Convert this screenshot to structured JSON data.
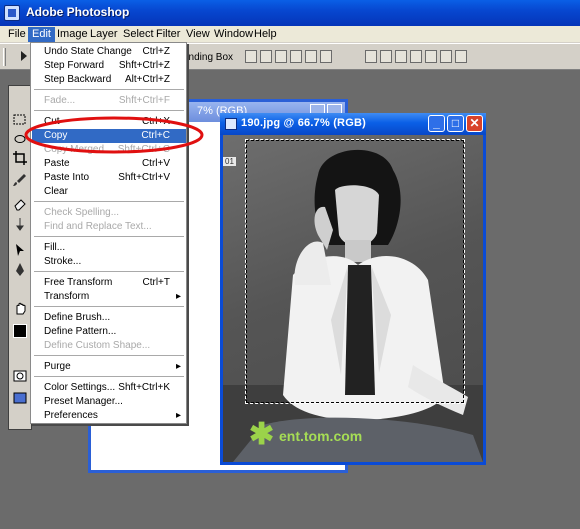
{
  "app": {
    "title": "Adobe Photoshop"
  },
  "menubar": [
    "File",
    "Edit",
    "Image",
    "Layer",
    "Select",
    "Filter",
    "View",
    "Window",
    "Help"
  ],
  "options_bar": {
    "partial_label": "unding Box"
  },
  "edit_menu": {
    "items": [
      {
        "label": "Undo State Change",
        "shortcut": "Ctrl+Z",
        "enabled": true
      },
      {
        "label": "Step Forward",
        "shortcut": "Shft+Ctrl+Z",
        "enabled": true
      },
      {
        "label": "Step Backward",
        "shortcut": "Alt+Ctrl+Z",
        "enabled": true
      },
      {
        "label": "Fade...",
        "shortcut": "Shft+Ctrl+F",
        "enabled": false
      },
      {
        "label": "Cut",
        "shortcut": "Ctrl+X",
        "enabled": true
      },
      {
        "label": "Copy",
        "shortcut": "Ctrl+C",
        "enabled": true,
        "highlighted": true
      },
      {
        "label": "Copy Merged",
        "shortcut": "Shft+Ctrl+C",
        "enabled": false
      },
      {
        "label": "Paste",
        "shortcut": "Ctrl+V",
        "enabled": true
      },
      {
        "label": "Paste Into",
        "shortcut": "Shft+Ctrl+V",
        "enabled": true
      },
      {
        "label": "Clear",
        "shortcut": "",
        "enabled": true
      },
      {
        "label": "Check Spelling...",
        "shortcut": "",
        "enabled": false
      },
      {
        "label": "Find and Replace Text...",
        "shortcut": "",
        "enabled": false
      },
      {
        "label": "Fill...",
        "shortcut": "",
        "enabled": true
      },
      {
        "label": "Stroke...",
        "shortcut": "",
        "enabled": true
      },
      {
        "label": "Free Transform",
        "shortcut": "Ctrl+T",
        "enabled": true
      },
      {
        "label": "Transform",
        "shortcut": "",
        "enabled": true,
        "submenu": true
      },
      {
        "label": "Define Brush...",
        "shortcut": "",
        "enabled": true
      },
      {
        "label": "Define Pattern...",
        "shortcut": "",
        "enabled": true
      },
      {
        "label": "Define Custom Shape...",
        "shortcut": "",
        "enabled": false
      },
      {
        "label": "Purge",
        "shortcut": "",
        "enabled": true,
        "submenu": true
      },
      {
        "label": "Color Settings...",
        "shortcut": "Shft+Ctrl+K",
        "enabled": true
      },
      {
        "label": "Preset Manager...",
        "shortcut": "",
        "enabled": true
      },
      {
        "label": "Preferences",
        "shortcut": "",
        "enabled": true,
        "submenu": true
      }
    ]
  },
  "documents": {
    "background": {
      "title_partial": "7% (RGB)"
    },
    "active": {
      "title": "190.jpg @ 66.7% (RGB)",
      "ruler_corner": "01"
    },
    "watermark": "ent.tom.com"
  },
  "colors": {
    "title_blue": "#0a5fe6",
    "menu_highlight": "#316ac5",
    "annotation_red": "#e01010",
    "watermark_green": "#a6dd55"
  },
  "icons": [
    "app-icon",
    "move-tool-icon",
    "marquee-tool-icon",
    "lasso-tool-icon",
    "crop-tool-icon",
    "brush-tool-icon",
    "eraser-tool-icon",
    "pen-tool-icon",
    "type-tool-icon",
    "hand-tool-icon",
    "zoom-tool-icon",
    "minimize-icon",
    "maximize-icon",
    "close-icon",
    "submenu-arrow-icon"
  ]
}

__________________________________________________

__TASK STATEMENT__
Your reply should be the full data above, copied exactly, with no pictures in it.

__ANSWER SECTION__
Convert this screenshot to structured JSON data.
{
  "app": {
    "title": "Adobe Photoshop"
  },
  "menubar": [
    "File",
    "Edit",
    "Image",
    "Layer",
    "Select",
    "Filter",
    "View",
    "Window",
    "Help"
  ],
  "options_bar": {
    "partial_label": "unding Box"
  },
  "edit_menu": {
    "items": [
      {
        "label": "Undo State Change",
        "shortcut": "Ctrl+Z",
        "enabled": true
      },
      {
        "label": "Step Forward",
        "shortcut": "Shft+Ctrl+Z",
        "enabled": true
      },
      {
        "label": "Step Backward",
        "shortcut": "Alt+Ctrl+Z",
        "enabled": true
      },
      {
        "label": "Fade...",
        "shortcut": "Shft+Ctrl+F",
        "enabled": false
      },
      {
        "label": "Cut",
        "shortcut": "Ctrl+X",
        "enabled": true
      },
      {
        "label": "Copy",
        "shortcut": "Ctrl+C",
        "enabled": true,
        "highlighted": true
      },
      {
        "label": "Copy Merged",
        "shortcut": "Shft+Ctrl+C",
        "enabled": false
      },
      {
        "label": "Paste",
        "shortcut": "Ctrl+V",
        "enabled": true
      },
      {
        "label": "Paste Into",
        "shortcut": "Shft+Ctrl+V",
        "enabled": true
      },
      {
        "label": "Clear",
        "shortcut": "",
        "enabled": true
      },
      {
        "label": "Check Spelling...",
        "shortcut": "",
        "enabled": false
      },
      {
        "label": "Find and Replace Text...",
        "shortcut": "",
        "enabled": false
      },
      {
        "label": "Fill...",
        "shortcut": "",
        "enabled": true
      },
      {
        "label": "Stroke...",
        "shortcut": "",
        "enabled": true
      },
      {
        "label": "Free Transform",
        "shortcut": "Ctrl+T",
        "enabled": true
      },
      {
        "label": "Transform",
        "shortcut": "",
        "enabled": true,
        "submenu": true
      },
      {
        "label": "Define Brush...",
        "shortcut": "",
        "enabled": true
      },
      {
        "label": "Define Pattern...",
        "shortcut": "",
        "enabled": true
      },
      {
        "label": "Define Custom Shape...",
        "shortcut": "",
        "enabled": false
      },
      {
        "label": "Purge",
        "shortcut": "",
        "enabled": true,
        "submenu": true
      },
      {
        "label": "Color Settings...",
        "shortcut": "Shft+Ctrl+K",
        "enabled": true
      },
      {
        "label": "Preset Manager...",
        "shortcut": "",
        "enabled": true
      },
      {
        "label": "Preferences",
        "shortcut": "",
        "enabled": true,
        "submenu": true
      }
    ]
  },
  "documents": {
    "background": {
      "title_partial": "7% (RGB)"
    },
    "active": {
      "title": "190.jpg @ 66.7% (RGB)",
      "ruler_corner": "01"
    },
    "watermark": "ent.tom.com"
  },
  "colors": {
    "title_blue": "#0a5fe6",
    "menu_highlight": "#316ac5",
    "annotation_red": "#e01010",
    "watermark_green": "#a6dd55"
  },
  "icons": [
    "app-icon",
    "move-tool-icon",
    "marquee-tool-icon",
    "lasso-tool-icon",
    "crop-tool-icon",
    "brush-tool-icon",
    "eraser-tool-icon",
    "pen-tool-icon",
    "type-tool-icon",
    "hand-tool-icon",
    "zoom-tool-icon",
    "minimize-icon",
    "maximize-icon",
    "close-icon",
    "submenu-arrow-icon"
  ]
}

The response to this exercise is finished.